People suffer from conflicts long after the fighting is over, in part due to the long-term effects of conflict on the natural environment. Deforestation and toxic pollutants damage our soil and the food we eat, the air we breathe and the water we drink or use for our crops. Although environmental issues aren’t often a point of focus in conflict, they are absolutely essential in the humanitarian response and recovery work. At the same time, the climate crisis could be a trigger for more conflict as people have to leave their land affected by lack of water or increased heat or have to share less natural resources with more people, which can fuel tensions. Yet it can also be a source of peacebuilding when we share the scarce natural resources that we have.
The environment is an important part of PAX’s work on peacebuilding and conflict prevention. We brief UN Member States in the Security Council to encourage them to address these problems through a better collection and sharing of data, effective environmental cooperation in humanitarian response and the ‘greening’ of peacekeeping operations. PAX works with local partners on the ground in Syria and Iraq to identify the environmental damages incurred from conflict, to search for solutions and, to assist in clean-up operations. PAX received the United Nations Green Star Award for its work on this subject in 2017.

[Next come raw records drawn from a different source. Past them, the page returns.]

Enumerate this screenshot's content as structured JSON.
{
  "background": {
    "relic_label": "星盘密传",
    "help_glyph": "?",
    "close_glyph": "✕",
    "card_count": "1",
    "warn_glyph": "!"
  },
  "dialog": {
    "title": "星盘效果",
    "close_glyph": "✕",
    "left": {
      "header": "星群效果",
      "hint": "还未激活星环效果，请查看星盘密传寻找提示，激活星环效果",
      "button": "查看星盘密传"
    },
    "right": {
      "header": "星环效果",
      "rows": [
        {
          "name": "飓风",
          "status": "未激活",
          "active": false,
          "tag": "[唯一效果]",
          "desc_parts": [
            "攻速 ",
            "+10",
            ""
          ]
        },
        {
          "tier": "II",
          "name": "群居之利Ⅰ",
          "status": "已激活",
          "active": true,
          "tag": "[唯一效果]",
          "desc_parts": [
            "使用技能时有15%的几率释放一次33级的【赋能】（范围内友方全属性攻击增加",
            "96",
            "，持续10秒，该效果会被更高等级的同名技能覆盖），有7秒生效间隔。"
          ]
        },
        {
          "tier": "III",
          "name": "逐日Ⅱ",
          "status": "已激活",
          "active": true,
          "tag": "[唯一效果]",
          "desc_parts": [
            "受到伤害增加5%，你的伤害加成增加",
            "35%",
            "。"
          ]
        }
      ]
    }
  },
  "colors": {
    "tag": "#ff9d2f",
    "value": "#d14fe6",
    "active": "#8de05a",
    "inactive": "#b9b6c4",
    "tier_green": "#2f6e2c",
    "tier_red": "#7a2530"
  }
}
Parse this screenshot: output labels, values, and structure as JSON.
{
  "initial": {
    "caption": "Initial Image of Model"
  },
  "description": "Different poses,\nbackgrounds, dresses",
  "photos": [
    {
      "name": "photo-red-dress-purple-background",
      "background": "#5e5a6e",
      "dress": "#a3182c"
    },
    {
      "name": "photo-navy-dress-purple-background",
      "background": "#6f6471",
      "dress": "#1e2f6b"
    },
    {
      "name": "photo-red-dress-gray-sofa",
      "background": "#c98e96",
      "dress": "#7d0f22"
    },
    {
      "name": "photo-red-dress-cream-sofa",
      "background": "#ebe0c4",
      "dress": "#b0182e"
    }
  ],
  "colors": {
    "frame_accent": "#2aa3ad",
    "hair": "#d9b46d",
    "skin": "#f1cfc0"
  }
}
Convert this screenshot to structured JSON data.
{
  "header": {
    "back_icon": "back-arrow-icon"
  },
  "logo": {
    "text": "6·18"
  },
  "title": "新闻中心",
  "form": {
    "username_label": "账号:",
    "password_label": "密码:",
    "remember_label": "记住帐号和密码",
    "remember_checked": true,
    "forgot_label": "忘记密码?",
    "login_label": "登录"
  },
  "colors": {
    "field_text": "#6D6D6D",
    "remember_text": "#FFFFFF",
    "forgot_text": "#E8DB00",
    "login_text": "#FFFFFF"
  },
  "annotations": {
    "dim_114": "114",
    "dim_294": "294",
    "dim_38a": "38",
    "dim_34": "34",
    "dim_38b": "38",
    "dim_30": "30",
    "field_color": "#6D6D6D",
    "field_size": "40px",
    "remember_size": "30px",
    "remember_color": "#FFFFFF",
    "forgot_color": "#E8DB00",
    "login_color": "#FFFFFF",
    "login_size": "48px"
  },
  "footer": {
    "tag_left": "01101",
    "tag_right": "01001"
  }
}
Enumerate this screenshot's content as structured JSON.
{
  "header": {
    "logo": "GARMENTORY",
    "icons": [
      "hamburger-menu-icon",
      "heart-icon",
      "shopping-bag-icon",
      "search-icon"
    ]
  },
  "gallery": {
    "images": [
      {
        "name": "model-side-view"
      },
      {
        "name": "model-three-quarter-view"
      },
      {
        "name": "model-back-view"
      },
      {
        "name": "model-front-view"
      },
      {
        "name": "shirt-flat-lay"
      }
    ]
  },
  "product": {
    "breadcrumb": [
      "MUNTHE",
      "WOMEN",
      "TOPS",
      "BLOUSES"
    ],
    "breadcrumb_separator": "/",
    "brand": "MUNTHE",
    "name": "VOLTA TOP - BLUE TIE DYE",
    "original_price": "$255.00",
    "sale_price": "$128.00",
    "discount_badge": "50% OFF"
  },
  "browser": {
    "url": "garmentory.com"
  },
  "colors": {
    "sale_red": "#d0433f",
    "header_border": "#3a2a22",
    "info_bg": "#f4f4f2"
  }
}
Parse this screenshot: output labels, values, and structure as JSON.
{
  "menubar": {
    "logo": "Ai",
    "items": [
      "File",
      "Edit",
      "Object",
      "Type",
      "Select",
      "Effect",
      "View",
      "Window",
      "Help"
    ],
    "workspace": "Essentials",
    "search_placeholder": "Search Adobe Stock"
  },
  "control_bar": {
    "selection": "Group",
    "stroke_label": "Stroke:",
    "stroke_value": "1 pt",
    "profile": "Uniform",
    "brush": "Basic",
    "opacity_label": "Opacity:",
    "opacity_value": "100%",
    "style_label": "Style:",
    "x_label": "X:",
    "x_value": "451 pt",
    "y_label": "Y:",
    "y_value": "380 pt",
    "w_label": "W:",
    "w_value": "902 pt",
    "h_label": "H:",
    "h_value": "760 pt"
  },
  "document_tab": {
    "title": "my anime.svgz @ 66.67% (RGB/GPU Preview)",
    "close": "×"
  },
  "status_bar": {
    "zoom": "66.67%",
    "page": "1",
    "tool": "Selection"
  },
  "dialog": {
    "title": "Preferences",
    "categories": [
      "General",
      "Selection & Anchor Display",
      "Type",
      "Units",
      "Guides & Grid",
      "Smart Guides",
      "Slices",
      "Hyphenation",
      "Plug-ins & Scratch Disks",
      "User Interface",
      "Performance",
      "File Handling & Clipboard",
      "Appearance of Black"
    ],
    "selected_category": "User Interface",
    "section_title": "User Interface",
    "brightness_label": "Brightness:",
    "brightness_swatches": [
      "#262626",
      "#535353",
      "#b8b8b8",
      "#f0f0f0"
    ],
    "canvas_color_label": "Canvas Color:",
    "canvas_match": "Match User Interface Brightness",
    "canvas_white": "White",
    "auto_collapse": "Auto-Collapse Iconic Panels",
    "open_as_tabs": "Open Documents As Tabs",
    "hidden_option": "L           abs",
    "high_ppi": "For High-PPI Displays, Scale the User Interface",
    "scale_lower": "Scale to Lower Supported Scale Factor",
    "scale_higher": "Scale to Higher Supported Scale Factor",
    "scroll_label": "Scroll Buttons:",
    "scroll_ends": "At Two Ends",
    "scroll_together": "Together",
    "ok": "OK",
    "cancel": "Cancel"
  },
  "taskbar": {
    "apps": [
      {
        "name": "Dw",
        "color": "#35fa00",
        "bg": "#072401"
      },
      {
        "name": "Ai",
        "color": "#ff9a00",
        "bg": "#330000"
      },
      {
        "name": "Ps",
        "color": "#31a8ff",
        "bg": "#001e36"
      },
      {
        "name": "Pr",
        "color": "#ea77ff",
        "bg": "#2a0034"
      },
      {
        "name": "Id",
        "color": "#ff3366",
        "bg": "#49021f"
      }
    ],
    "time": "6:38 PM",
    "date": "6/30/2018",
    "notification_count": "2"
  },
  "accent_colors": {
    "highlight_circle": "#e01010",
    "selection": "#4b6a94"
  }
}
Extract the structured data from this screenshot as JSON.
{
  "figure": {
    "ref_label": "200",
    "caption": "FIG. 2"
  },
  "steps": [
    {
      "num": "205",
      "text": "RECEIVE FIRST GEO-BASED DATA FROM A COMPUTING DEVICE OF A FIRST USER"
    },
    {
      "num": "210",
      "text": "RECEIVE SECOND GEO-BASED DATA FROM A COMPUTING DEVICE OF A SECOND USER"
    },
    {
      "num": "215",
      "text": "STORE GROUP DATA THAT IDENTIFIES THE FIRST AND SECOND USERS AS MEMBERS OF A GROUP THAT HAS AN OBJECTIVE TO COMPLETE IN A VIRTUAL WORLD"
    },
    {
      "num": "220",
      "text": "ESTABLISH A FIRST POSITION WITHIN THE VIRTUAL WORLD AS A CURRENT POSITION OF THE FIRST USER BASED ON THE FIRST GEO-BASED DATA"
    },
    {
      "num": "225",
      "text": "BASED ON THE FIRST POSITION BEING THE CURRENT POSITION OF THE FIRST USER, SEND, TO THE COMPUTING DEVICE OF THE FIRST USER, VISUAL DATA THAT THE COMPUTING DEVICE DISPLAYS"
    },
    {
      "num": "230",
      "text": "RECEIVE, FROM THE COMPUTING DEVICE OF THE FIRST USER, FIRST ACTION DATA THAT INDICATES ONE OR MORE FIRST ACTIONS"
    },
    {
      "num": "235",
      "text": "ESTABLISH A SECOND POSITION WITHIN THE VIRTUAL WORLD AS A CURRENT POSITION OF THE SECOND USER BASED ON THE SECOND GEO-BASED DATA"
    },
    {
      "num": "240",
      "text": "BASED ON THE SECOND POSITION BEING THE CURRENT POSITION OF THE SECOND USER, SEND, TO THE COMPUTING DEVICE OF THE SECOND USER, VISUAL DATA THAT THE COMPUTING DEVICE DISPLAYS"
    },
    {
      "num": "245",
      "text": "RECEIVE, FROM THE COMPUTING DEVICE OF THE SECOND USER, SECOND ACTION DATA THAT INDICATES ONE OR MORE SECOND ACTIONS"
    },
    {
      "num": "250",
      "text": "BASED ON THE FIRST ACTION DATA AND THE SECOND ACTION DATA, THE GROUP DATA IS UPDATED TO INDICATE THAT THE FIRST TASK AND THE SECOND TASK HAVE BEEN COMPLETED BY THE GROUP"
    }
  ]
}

Do you want to hear more about conflict-related environmental issues and how PAX combats them? Sign up for this webinar! PAX’er Wim Zwijnenburg & Peter Schwartzstein will tell us about it.
About the speakers
- Wim Zwijnenburg studied both International Development Studies and Philosophy. On behalf of PAX, he is coordinator of the European Forum on Armed Drones. In addition, he writes about recent developments in the field of military robots and unmanned aircrafts and about campaigns for better international regulation of the deployment of armed drones. He also researches the effects of conflict on the environment and conducts field research in Iraq, Syria and Ukraine.
- Peter Schwartzstein is a Journalist in Residence at the Center for Climate and Security. Based in Cairo since 2013, he covers water, food and environmental security issues across 20 countries in the Middle East and Africa, with a particular focus on how climate change is contributing to conflict and terrorism in the region. Peter’s work regularly appears in National Geographic, Newsweek, Foreign Policy and Smithsonian magazines, among other publications. Most recently, he traveled the length of the Nile for a BBC investigation into how climate change and population growth are poisoning relations between the riverine states, and spent three years reporting in Iraq on how ISIS profited from dire conditions in the country’s agricultural heartlands to recruit farmers into its ranks. In addition to journalism, Peter consults for the UN Environment Program and mentors young environmental reporters. Prior to his move to the Middle East, he worked for Reuters in London. Peter holds BA and MA degrees from Trinity College, Dublin, and is a member of the Royal Geographic Society, Overseas Press Club, Society of Environmental Journalists and Frontline Freelance Register